FOR hundreds of years Southampton has been known for its seafaring folk.

But how many people living in the city today are clued up on their nautical terms?

According to a national Saga Boat Insurance poll, Britons are becoming a bunch of landlubbers and are failing to tell their ports from their starboards.

Research found 57 per cent of people under-50 don’t know what starboard means, while 50 per cent were unaware avast means stop.

In fact, 14 per cent of 18-24-year-olds thought avast meant “that’s a big one”.

But not everyone has forgotten their sea slang and the survey of 2,032 people revealed the over-50s have a much better knowledge than youngsters, with one in 50 25-34-year-olds believing a ‘bow’ is a dead, rotting fish and a ‘galley’ a ship’s disco.

Roger Ramsden, chief executive, Saga Services, said: “Britain has a proud maritime history and a rich language that’s largely evolved from its seafaring heritage. It’s amazing how many phrases and terms originated on the ocean wave.

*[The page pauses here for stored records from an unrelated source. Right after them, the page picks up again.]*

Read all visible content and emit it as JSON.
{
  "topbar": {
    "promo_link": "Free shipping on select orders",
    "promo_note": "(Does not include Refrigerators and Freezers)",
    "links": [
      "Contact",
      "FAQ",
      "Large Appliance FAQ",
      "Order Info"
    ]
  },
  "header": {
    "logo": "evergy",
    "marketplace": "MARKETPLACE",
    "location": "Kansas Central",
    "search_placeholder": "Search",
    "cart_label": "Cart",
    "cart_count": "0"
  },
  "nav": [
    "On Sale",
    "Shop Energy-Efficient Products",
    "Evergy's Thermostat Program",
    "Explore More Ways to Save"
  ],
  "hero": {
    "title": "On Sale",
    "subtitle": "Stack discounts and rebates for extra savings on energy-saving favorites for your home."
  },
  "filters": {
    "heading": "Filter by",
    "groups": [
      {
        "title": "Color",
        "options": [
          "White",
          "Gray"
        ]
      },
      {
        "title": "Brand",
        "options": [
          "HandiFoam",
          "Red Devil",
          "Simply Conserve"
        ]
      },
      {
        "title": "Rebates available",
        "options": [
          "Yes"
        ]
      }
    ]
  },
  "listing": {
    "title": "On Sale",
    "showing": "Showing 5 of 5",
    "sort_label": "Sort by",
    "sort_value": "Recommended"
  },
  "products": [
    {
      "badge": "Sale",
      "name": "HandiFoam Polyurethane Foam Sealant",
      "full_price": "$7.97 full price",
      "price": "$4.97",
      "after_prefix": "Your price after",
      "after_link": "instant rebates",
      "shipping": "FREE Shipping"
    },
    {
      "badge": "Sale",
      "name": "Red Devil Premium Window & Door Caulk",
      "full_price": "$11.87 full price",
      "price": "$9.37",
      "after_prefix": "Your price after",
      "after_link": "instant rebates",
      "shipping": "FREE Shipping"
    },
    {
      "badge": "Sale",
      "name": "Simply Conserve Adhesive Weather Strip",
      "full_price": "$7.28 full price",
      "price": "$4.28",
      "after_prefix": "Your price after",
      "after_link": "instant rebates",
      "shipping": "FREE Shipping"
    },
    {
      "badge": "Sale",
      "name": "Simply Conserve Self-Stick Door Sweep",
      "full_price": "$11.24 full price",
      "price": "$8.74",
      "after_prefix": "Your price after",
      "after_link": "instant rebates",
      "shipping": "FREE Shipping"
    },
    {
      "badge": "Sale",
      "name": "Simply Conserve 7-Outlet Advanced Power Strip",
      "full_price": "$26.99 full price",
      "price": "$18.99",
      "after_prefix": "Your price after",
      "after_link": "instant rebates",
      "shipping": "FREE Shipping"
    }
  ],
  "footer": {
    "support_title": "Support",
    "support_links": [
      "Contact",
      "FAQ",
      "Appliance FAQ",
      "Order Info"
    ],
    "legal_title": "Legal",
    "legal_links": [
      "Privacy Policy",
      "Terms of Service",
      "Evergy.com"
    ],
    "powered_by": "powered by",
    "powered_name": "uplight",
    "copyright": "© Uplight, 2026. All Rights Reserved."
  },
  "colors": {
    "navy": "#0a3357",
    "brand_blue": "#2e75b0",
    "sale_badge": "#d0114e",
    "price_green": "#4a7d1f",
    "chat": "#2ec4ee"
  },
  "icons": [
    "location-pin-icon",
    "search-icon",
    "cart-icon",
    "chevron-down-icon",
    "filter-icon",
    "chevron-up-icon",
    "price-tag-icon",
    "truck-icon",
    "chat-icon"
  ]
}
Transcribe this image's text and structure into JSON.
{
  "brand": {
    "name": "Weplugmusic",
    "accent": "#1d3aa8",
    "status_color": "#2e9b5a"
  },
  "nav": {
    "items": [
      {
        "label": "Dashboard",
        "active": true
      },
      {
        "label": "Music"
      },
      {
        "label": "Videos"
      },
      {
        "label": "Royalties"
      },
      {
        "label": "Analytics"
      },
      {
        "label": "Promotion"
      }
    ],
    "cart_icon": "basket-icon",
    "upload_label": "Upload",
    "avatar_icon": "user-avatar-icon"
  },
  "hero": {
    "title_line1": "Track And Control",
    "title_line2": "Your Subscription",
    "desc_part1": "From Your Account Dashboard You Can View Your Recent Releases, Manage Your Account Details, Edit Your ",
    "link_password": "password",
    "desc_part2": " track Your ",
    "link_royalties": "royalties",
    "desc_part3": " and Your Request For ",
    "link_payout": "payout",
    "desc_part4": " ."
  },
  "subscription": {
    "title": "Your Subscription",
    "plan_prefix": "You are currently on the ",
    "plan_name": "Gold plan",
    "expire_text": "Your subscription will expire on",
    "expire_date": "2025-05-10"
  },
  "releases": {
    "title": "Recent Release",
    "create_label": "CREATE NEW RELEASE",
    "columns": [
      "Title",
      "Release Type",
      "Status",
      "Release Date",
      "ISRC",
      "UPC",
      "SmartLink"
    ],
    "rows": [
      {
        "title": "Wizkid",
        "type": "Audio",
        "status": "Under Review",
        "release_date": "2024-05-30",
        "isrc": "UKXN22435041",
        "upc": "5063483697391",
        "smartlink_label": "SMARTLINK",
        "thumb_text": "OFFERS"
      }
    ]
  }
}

“The over 50s clearly have a firmer grasp of these terms than younger generations. It’s a shame they haven’t been able to keep abreast as it’s a link to our national identity shaped over centuries. No one’s suggesting they should walk the plank, however.”